**Data records for software interfaces:**
────
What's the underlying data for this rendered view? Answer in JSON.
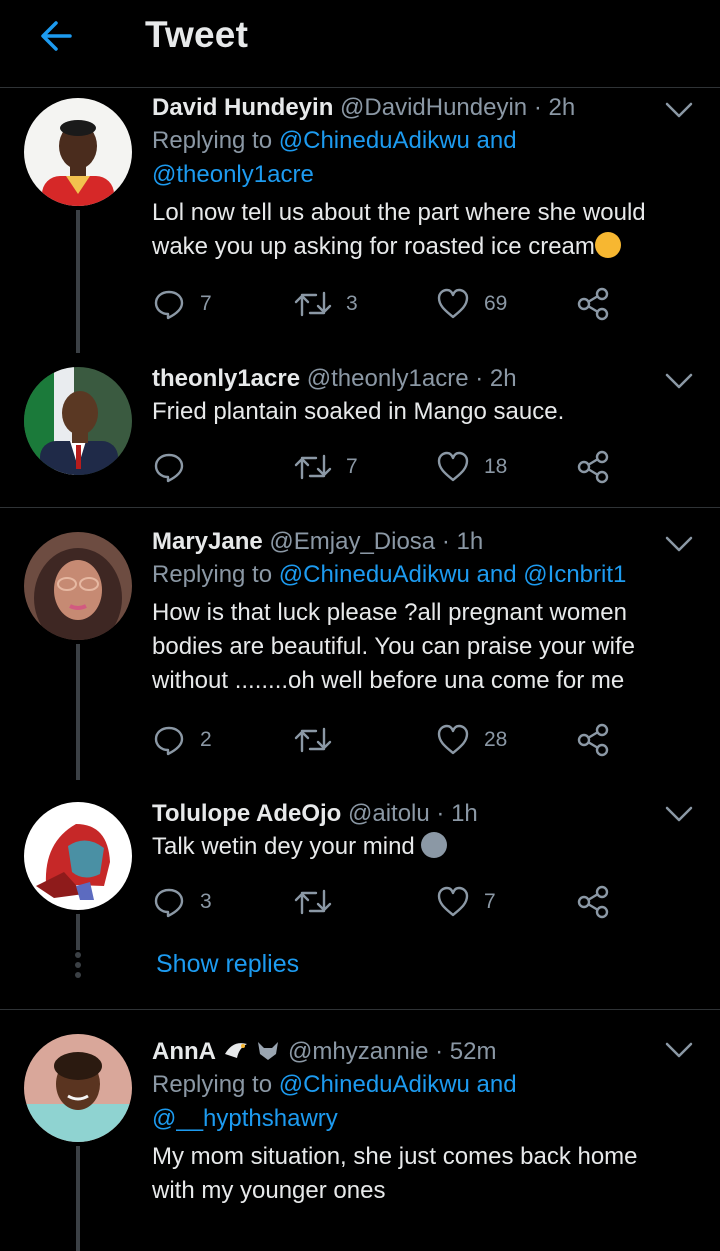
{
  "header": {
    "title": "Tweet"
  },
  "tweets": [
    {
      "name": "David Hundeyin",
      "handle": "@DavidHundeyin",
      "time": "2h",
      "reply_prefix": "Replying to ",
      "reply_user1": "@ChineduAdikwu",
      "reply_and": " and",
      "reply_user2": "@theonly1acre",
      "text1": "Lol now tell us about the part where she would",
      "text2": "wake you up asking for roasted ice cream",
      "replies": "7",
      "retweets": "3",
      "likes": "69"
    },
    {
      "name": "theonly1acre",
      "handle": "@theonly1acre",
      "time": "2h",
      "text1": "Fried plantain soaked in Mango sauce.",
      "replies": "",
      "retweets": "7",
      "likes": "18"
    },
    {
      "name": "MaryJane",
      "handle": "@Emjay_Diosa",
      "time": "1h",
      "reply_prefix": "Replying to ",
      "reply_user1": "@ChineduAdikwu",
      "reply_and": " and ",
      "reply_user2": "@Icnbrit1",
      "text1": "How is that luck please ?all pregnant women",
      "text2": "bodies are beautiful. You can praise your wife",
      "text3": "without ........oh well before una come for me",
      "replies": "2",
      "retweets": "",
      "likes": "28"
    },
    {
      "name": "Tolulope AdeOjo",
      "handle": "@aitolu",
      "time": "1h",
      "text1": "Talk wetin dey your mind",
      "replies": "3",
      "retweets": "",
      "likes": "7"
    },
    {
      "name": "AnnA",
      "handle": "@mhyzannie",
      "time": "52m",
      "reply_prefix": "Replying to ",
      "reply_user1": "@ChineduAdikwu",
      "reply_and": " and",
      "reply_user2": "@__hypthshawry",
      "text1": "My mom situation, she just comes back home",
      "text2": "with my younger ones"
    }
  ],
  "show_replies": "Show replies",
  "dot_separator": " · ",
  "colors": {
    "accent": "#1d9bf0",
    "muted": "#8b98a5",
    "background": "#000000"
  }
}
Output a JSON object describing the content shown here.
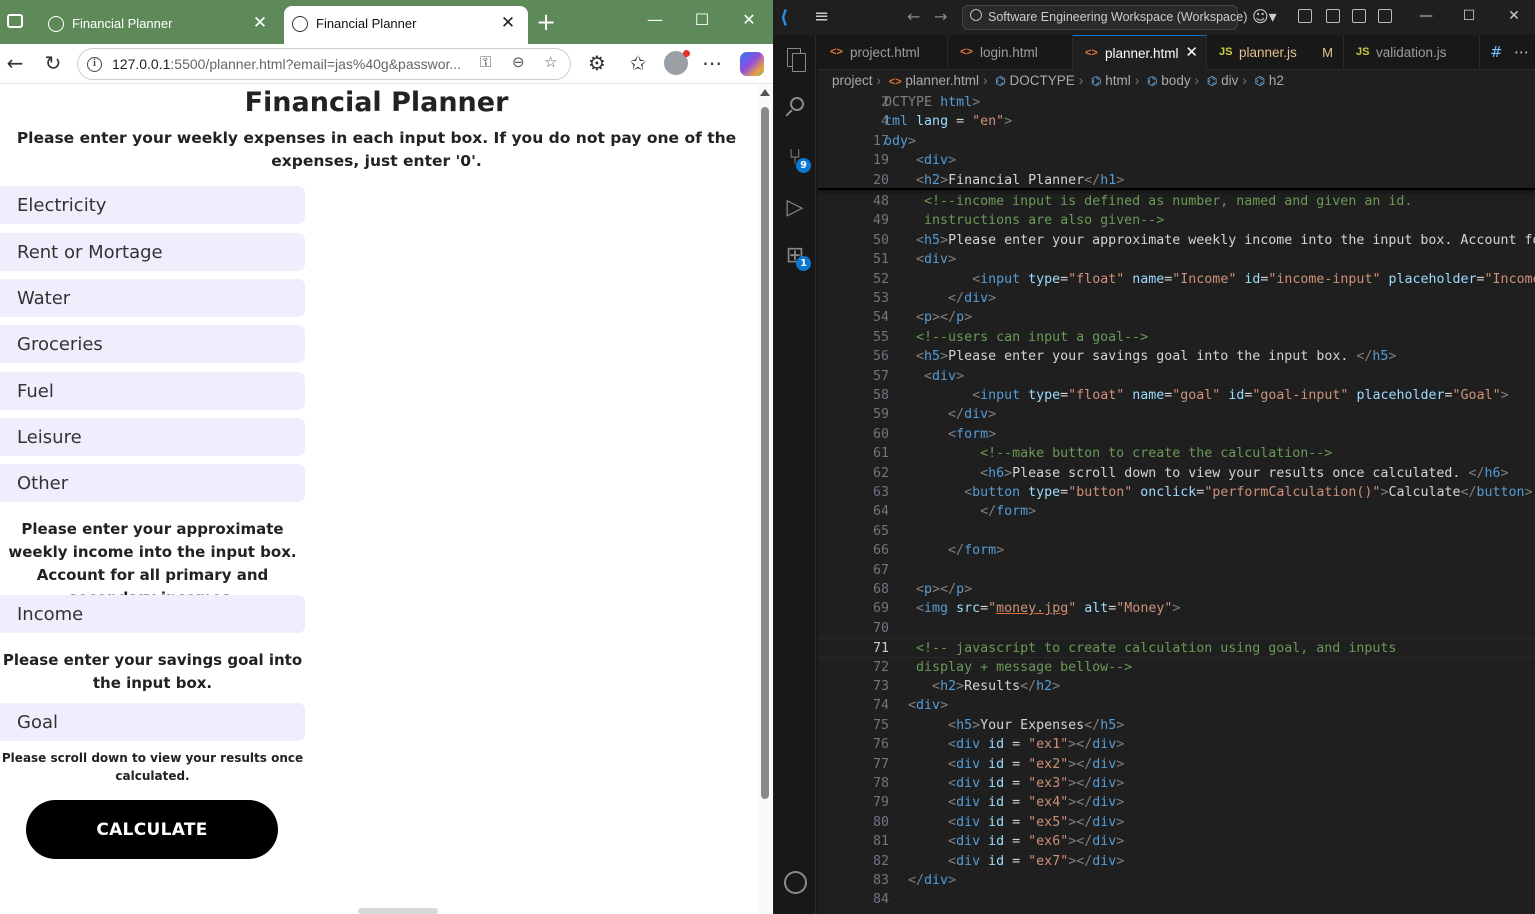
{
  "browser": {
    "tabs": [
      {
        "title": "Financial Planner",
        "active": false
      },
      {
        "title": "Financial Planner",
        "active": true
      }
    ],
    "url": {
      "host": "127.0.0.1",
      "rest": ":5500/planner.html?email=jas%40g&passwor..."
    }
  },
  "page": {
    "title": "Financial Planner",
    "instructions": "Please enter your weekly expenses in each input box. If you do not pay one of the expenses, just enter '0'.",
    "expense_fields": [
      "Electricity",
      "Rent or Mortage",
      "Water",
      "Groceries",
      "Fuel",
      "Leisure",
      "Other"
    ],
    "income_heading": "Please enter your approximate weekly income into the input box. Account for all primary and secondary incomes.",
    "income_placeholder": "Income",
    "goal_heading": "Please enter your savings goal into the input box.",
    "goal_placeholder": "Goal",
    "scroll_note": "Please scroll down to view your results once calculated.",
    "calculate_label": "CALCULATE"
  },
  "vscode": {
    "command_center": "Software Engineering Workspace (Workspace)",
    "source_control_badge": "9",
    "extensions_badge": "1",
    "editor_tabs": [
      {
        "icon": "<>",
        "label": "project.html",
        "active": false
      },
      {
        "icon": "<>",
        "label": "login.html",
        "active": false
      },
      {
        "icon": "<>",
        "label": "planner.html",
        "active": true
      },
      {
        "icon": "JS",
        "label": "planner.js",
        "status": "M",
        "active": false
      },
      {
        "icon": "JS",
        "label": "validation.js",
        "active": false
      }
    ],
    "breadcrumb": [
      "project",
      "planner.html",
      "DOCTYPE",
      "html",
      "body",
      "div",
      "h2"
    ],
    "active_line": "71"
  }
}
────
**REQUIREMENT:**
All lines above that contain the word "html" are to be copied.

**OUTPUT OF THE TASK:**
      "rest": ":5500/planner.html?email=jas%40g&passwor..."
        "label": "project.html",
        "label": "login.html",
        "label": "planner.html",
      "planner.html",
      "html",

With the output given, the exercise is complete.